Dr Lee Dunster, head of research at the MS Society, said: "These are remarkable results and being able to take a tablet instead of having injections will be a huge step forward for people with MS. "The evidence is there, but we now need to see cladribine move smoothly through the regulatory process and the price the manufacturer sets will play a crucial part in that."

It is estimated that 85,000 people in the UK currently have MS, with 2,500 new cases diagnosed each year.


Lithium in water 'curbs suicide'

Drinking water which contains the element lithium may reduce the risk of suicide, a Japanese study suggests. Researchers examined levels of lithium in drinking water and suicide rates in the prefecture of Oita, which has a population of more than one million. The suicide rate was significantly lower in those areas with the highest levels of the element, they wrote in the British Journal of Psychiatry.

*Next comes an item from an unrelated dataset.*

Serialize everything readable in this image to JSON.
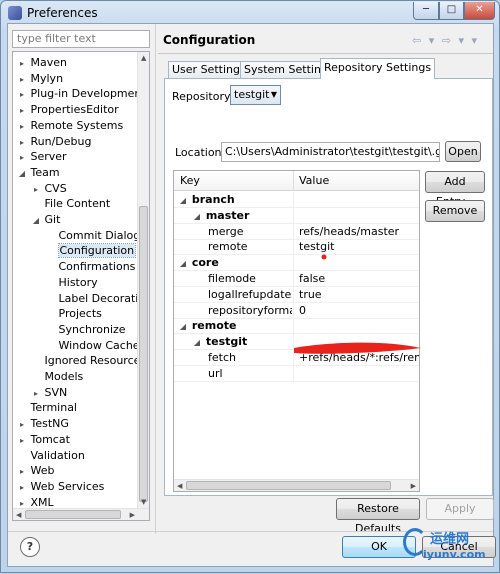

High doses of lithium are already used to treat serious mood disorders. But the team from the universities of Oita and Hiroshima found that even relatively low levels appeared to have a positive impact of suicide rates. Levels ranged from 0.7 to 59 micrograms per litre. The researchers speculated that while these levels were low, there may be a cumulative protective effect on the brain from years of drinking this tap water.

At least one previous study has suggested an association between lithium in tap water and suicide. That research on data collected from the 1980s also found a significantly lower rate of suicide in areas with relatively high lithium levels.

The Japanese researchers called for further research in other countries but they stopped short of any suggestion that lithium be added to drinking water. The discussion around adding fluoride to water to protect dental health has proved controversial - criticised by some as mass involuntary medication.

In an accompanying editorial, Professor Allan Young of Vancouver's Institute for Mental Health said "this intriguing data should provoke further research. "Large-scale trials involving the addition of lithium to drinking water supplies may then be feasible, although this would undoubtedly be subject to considerable debate. Following up on these findings will not be straightforward or inexpensive, but the eventual benefits for community mental health may be considerable."

Sophie Corlett, external relations director at mental health charity Mind said the research "certainly merits more investigation. "We already know that lithium can act as a powerful mood stabiliser for people with bipolar disorder, and treating people with lithium is also associated with lower suicide rates. "However, lithium also has significant and an unpleasant side effects in higher doses, and can be toxic. Any suggestion that it should be added, even in tiny amounts, to drinking water should be treated with caution and researched very thoroughly."


Swine flu hype fading: "Scientists are coming to the conclusion that the new strain of swine flu that has killed at least ten people around the world may actually be less dangerous than the average annual flu season. The World Health Organisation is expected to move quickly to designate a full pandemic - at level 6 of its 6-point scale - within days to reflect the continuing spread of swine flu among people who have not been to Mexico, including in Europe. But, though some people have died, the most common complaint from sufferers infected with the virus has been diarrhoea - and, despite the hype, the rate of infection appears to be more of a trickle than a deluge. This morning the World Health Organisation said on its website that as of 6am GMT, swine flu had infected 331 people in 11 countries, killing ten of them. Other estimates of the infections and deaths are higher - for instance Mexico says up to 176 people have died there and the authorities have confirmed 12 deaths. However, despite the variations, the numbers are still relatively small - and they don't seem to be multiplying"

1 comment:

John A said...

Swine flu "Mexico says up to 176 people have died there" and one in the US - vs more than 176000 stories noted by Google. More reporters involved than victims?